Date of this Version
Composite Structures 93 (2011) 2882–2894; doi:10.1016/j.compstruct.2011.05.015

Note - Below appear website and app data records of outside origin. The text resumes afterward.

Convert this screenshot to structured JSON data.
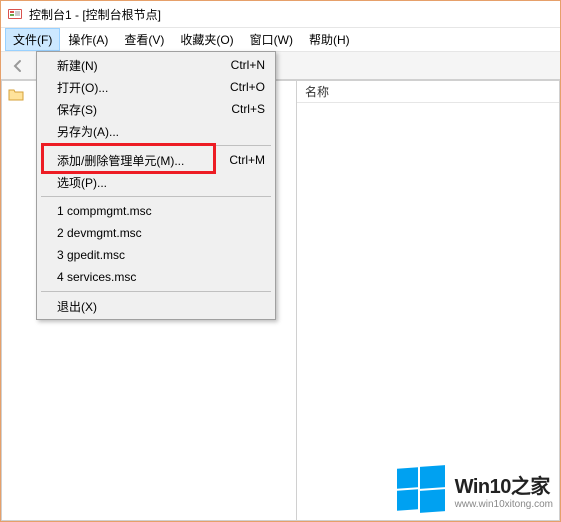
{
  "titlebar": {
    "text": "控制台1 - [控制台根节点]"
  },
  "menubar": {
    "items": [
      {
        "label": "文件(F)"
      },
      {
        "label": "操作(A)"
      },
      {
        "label": "查看(V)"
      },
      {
        "label": "收藏夹(O)"
      },
      {
        "label": "窗口(W)"
      },
      {
        "label": "帮助(H)"
      }
    ]
  },
  "dropdown": {
    "new": {
      "label": "新建(N)",
      "shortcut": "Ctrl+N"
    },
    "open": {
      "label": "打开(O)...",
      "shortcut": "Ctrl+O"
    },
    "save": {
      "label": "保存(S)",
      "shortcut": "Ctrl+S"
    },
    "saveas": {
      "label": "另存为(A)..."
    },
    "snapin": {
      "label": "添加/删除管理单元(M)...",
      "shortcut": "Ctrl+M"
    },
    "options": {
      "label": "选项(P)..."
    },
    "recent1": {
      "label": "1 compmgmt.msc"
    },
    "recent2": {
      "label": "2 devmgmt.msc"
    },
    "recent3": {
      "label": "3 gpedit.msc"
    },
    "recent4": {
      "label": "4 services.msc"
    },
    "exit": {
      "label": "退出(X)"
    }
  },
  "list": {
    "column_name": "名称"
  },
  "watermark": {
    "title": "Win10之家",
    "url": "www.win10xitong.com"
  }
}
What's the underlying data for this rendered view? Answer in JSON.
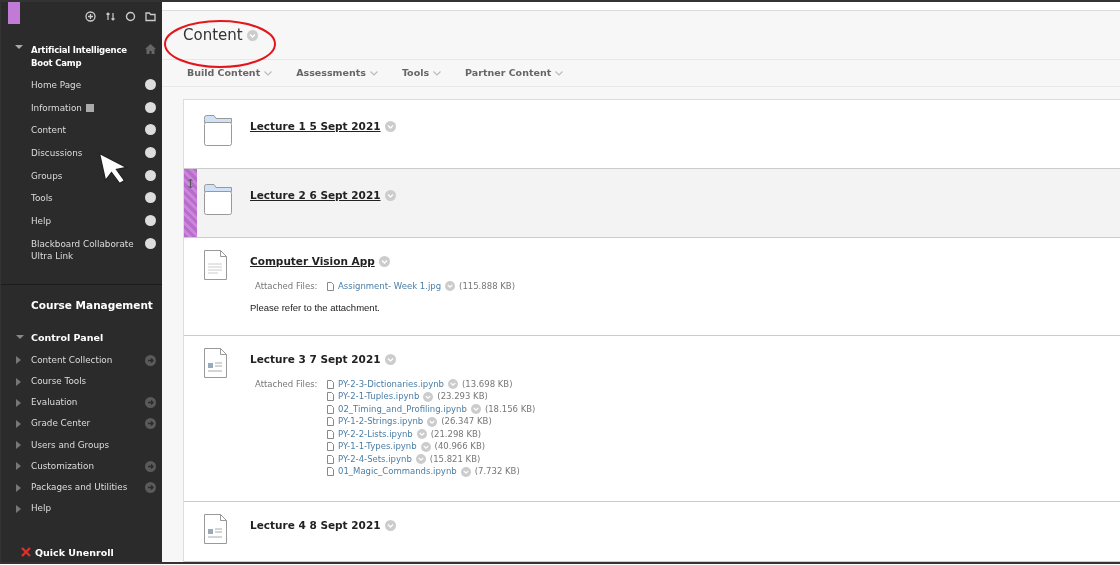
{
  "sidebar": {
    "course_title": "Artificial Intelligence Boot Camp",
    "menu_items": [
      {
        "label": "Home Page",
        "badge": false
      },
      {
        "label": "Information",
        "badge": true
      },
      {
        "label": "Content",
        "badge": false
      },
      {
        "label": "Discussions",
        "badge": false
      },
      {
        "label": "Groups",
        "badge": false
      },
      {
        "label": "Tools",
        "badge": false
      },
      {
        "label": "Help",
        "badge": false
      },
      {
        "label": "Blackboard Collaborate Ultra Link",
        "badge": false
      }
    ],
    "management_title": "Course Management",
    "control_panel": {
      "label": "Control Panel",
      "expanded": true,
      "items": [
        {
          "label": "Content Collection",
          "has_arrow": true
        },
        {
          "label": "Course Tools",
          "has_arrow": false
        },
        {
          "label": "Evaluation",
          "has_arrow": true
        },
        {
          "label": "Grade Center",
          "has_arrow": true
        },
        {
          "label": "Users and Groups",
          "has_arrow": false
        },
        {
          "label": "Customization",
          "has_arrow": true
        },
        {
          "label": "Packages and Utilities",
          "has_arrow": true
        },
        {
          "label": "Help",
          "has_arrow": false
        }
      ]
    },
    "quick_unenroll": "Quick Unenroll"
  },
  "page_title": "Content",
  "toolbar": [
    "Build Content",
    "Assessments",
    "Tools",
    "Partner Content"
  ],
  "content_items": [
    {
      "kind": "folder",
      "title": "Lecture 1 5 Sept 2021",
      "linked": true,
      "selected": false
    },
    {
      "kind": "folder",
      "title": "Lecture 2 6 Sept 2021",
      "linked": true,
      "selected": true
    },
    {
      "kind": "document",
      "title": "Computer Vision App",
      "linked": true,
      "selected": false,
      "attached_label": "Attached Files:",
      "files": [
        {
          "name": "Assignment- Week 1.jpg",
          "size": "(115.888 KB)"
        }
      ],
      "description": "Please refer to the attachment."
    },
    {
      "kind": "item",
      "title": "Lecture 3 7 Sept 2021",
      "linked": false,
      "selected": false,
      "attached_label": "Attached Files:",
      "files": [
        {
          "name": "PY-2-3-Dictionaries.ipynb",
          "size": "(13.698 KB)"
        },
        {
          "name": "PY-2-1-Tuples.ipynb",
          "size": "(23.293 KB)"
        },
        {
          "name": "02_Timing_and_Profiling.ipynb",
          "size": "(18.156 KB)"
        },
        {
          "name": "PY-1-2-Strings.ipynb",
          "size": "(26.347 KB)"
        },
        {
          "name": "PY-2-2-Lists.ipynb",
          "size": "(21.298 KB)"
        },
        {
          "name": "PY-1-1-Types.ipynb",
          "size": "(40.966 KB)"
        },
        {
          "name": "PY-2-4-Sets.ipynb",
          "size": "(15.821 KB)"
        },
        {
          "name": "01_Magic_Commands.ipynb",
          "size": "(7.732 KB)"
        }
      ]
    },
    {
      "kind": "item",
      "title": "Lecture 4 8 Sept 2021",
      "linked": false,
      "selected": false
    }
  ]
}
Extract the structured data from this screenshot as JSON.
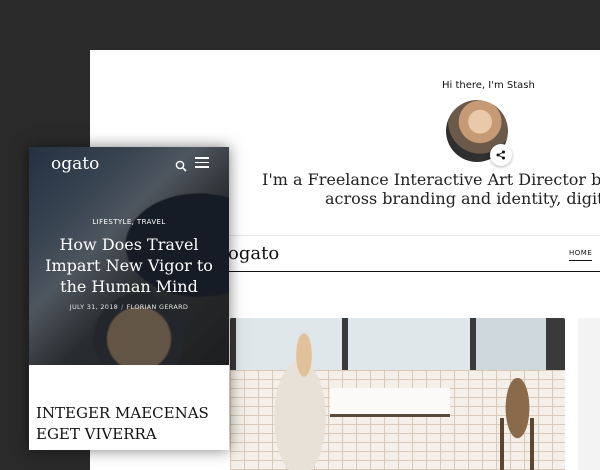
{
  "desktop": {
    "greeting": "Hi there, I'm Stash",
    "intro_line1": "I'm a Freelance Interactive Art Director based in Fra",
    "intro_line2": "across branding and identity, digital and p",
    "logo": "ogato",
    "nav": {
      "home": "HOME"
    }
  },
  "mobile": {
    "logo": "ogato",
    "categories": "LIFESTYLE, TRAVEL",
    "post_title": "How Does Travel Impart New Vigor to the Human Mind",
    "date": "JULY 31, 2018",
    "author": "FLORIAN GERARD",
    "next_post_title": "INTEGER MAECENAS EGET VIVERRA"
  },
  "icons": {
    "share": "share-icon",
    "search": "search-icon",
    "menu": "hamburger-menu-icon"
  }
}
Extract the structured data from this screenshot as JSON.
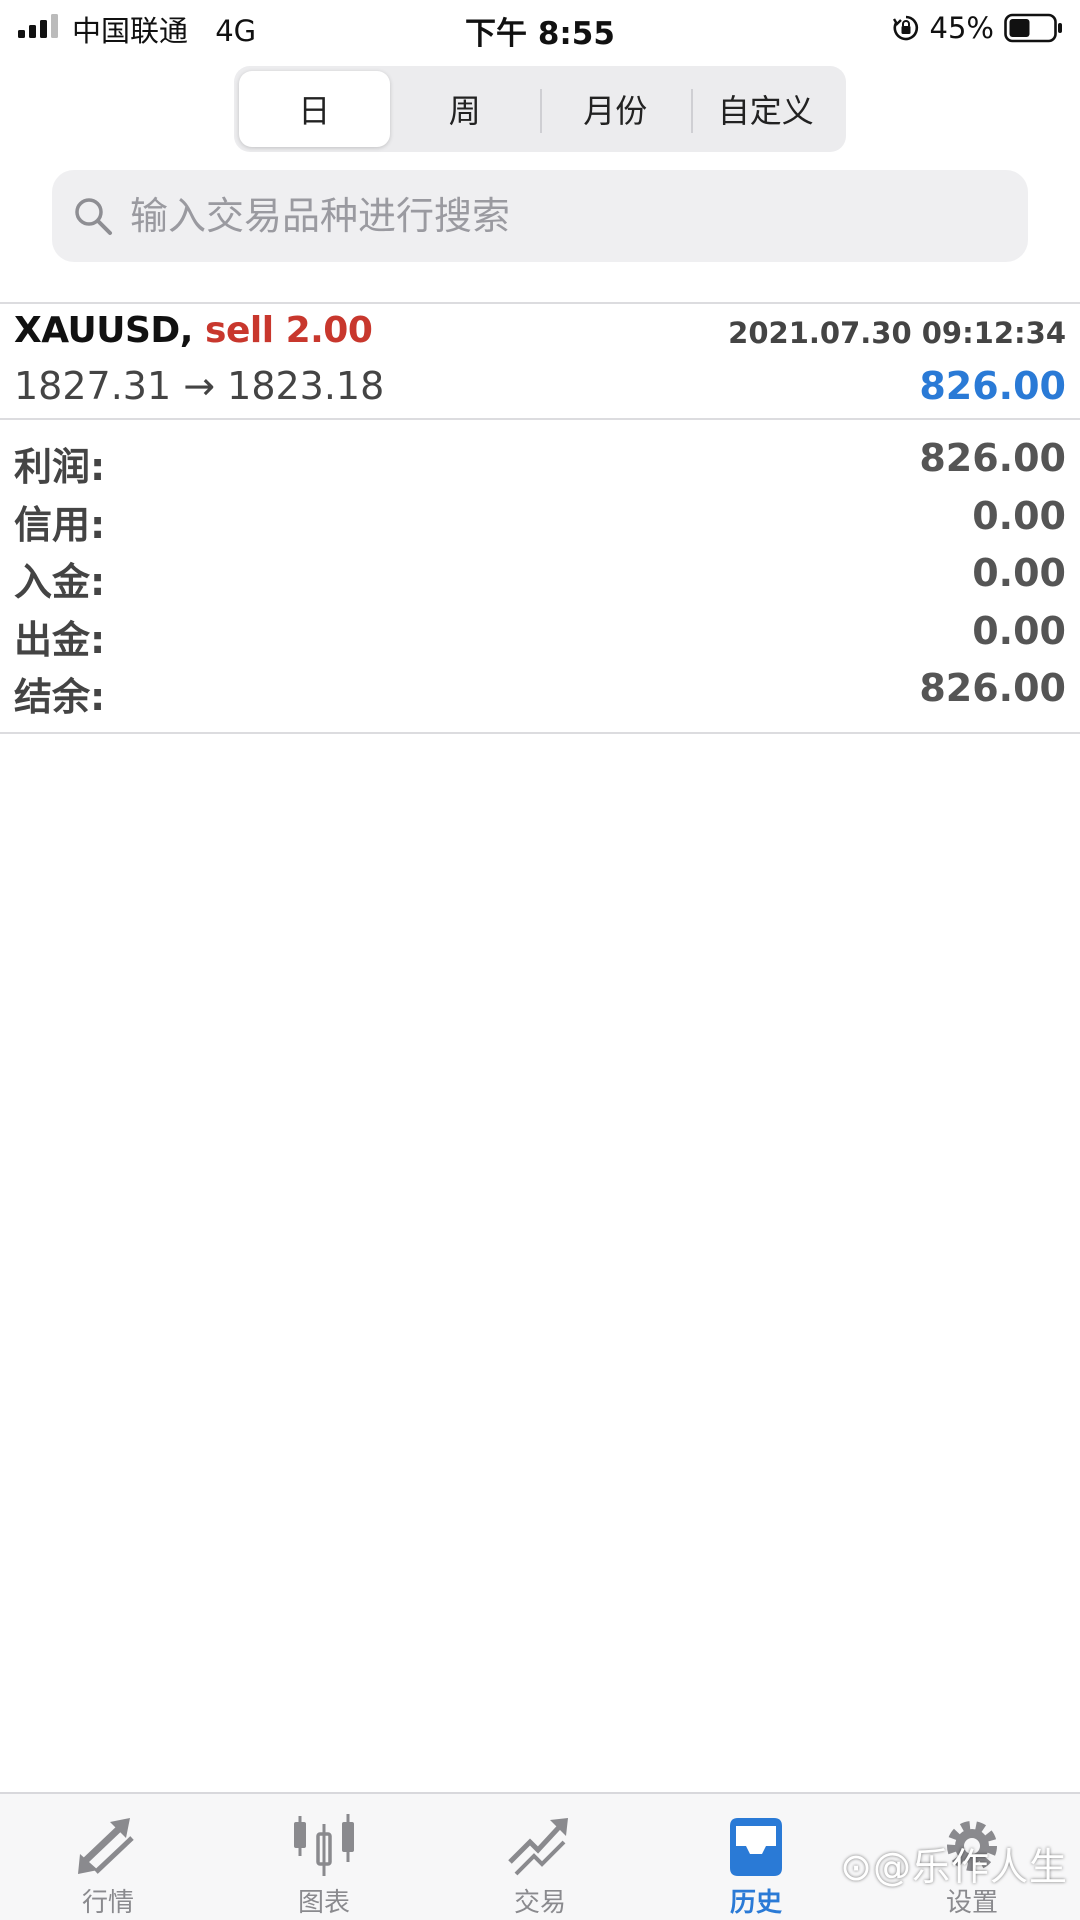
{
  "status_bar": {
    "carrier": "中国联通",
    "network": "4G",
    "time": "下午 8:55",
    "battery": "45%"
  },
  "period_tabs": [
    {
      "label": "日",
      "active": true
    },
    {
      "label": "周",
      "active": false
    },
    {
      "label": "月份",
      "active": false
    },
    {
      "label": "自定义",
      "active": false
    }
  ],
  "search": {
    "placeholder": "输入交易品种进行搜索",
    "value": ""
  },
  "trade": {
    "symbol": "XAUUSD,",
    "side": "sell 2.00",
    "time": "2021.07.30 09:12:34",
    "prices": "1827.31 → 1823.18",
    "profit": "826.00"
  },
  "summary": [
    {
      "label": "利润:",
      "value": "826.00"
    },
    {
      "label": "信用:",
      "value": "0.00"
    },
    {
      "label": "入金:",
      "value": "0.00"
    },
    {
      "label": "出金:",
      "value": "0.00"
    },
    {
      "label": "结余:",
      "value": "826.00"
    }
  ],
  "tabbar": [
    {
      "label": "行情",
      "icon": "quotes-arrows-icon",
      "active": false
    },
    {
      "label": "图表",
      "icon": "candlestick-chart-icon",
      "active": false
    },
    {
      "label": "交易",
      "icon": "trade-trend-icon",
      "active": false
    },
    {
      "label": "历史",
      "icon": "history-inbox-icon",
      "active": true
    },
    {
      "label": "设置",
      "icon": "gear-icon",
      "active": false
    }
  ],
  "watermark": "⊙@乐作人生",
  "colors": {
    "accent": "#2a7ad6",
    "sell": "#c8372d",
    "inactive_tab": "#8a8a8e"
  }
}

The paper deals with the development and computational assessment of three- and two-node beam finite elements based on the Refined Zigzag Theory (RZT) for the analysis of multilayered composite and sandwich beams. RZT is a recently proposed structural theory that accounts for the stretching, bending, and transverse shear deformations, and which provides substantial improvements over previously developed zigzag and higher-order theories. This new theory is analytically rigorous, variationally consistent, and computationally attractive. The theory is not affected by anomalies of most previous zigzag and higher-order theories, such as the vanishing of transverse shear stress and force at clamped boundaries. In contrast to Timoshenko theory, RZT does not employ shear correction factors to yield accurate results. From the computational mechanics perspective RZT requires C°-continuous shape functions and thus enables the development of efficient displacement-type finite elements. The focus of this paper is to explore several low-order beam finite elements that offer the best compromise between computational efficiency and accuracy. The initial attention is on the choice of shape functions that do not admit shear locking effects in slender beams. For this purpose, anisoparametric (aka interdependent) interpolations are adapted to approximate the four independent kinematic variables that are necessary to model the planar beam deformations. To achieve simple two-node elements, several types of constraint conditions are examined and corresponding deflection shape-functions are derived. It is recognized that the constraint condition requiring a constant variation of the transverse shear force gives rise to a remarkably accurate two-node beam element. The proposed elements and their predictive capabilities are assessed using several elastostatic example problems, where simply supported and cantilevered beams are analyzed over a range of lamination sequences, heterogeneous material properties, and slenderness ratios.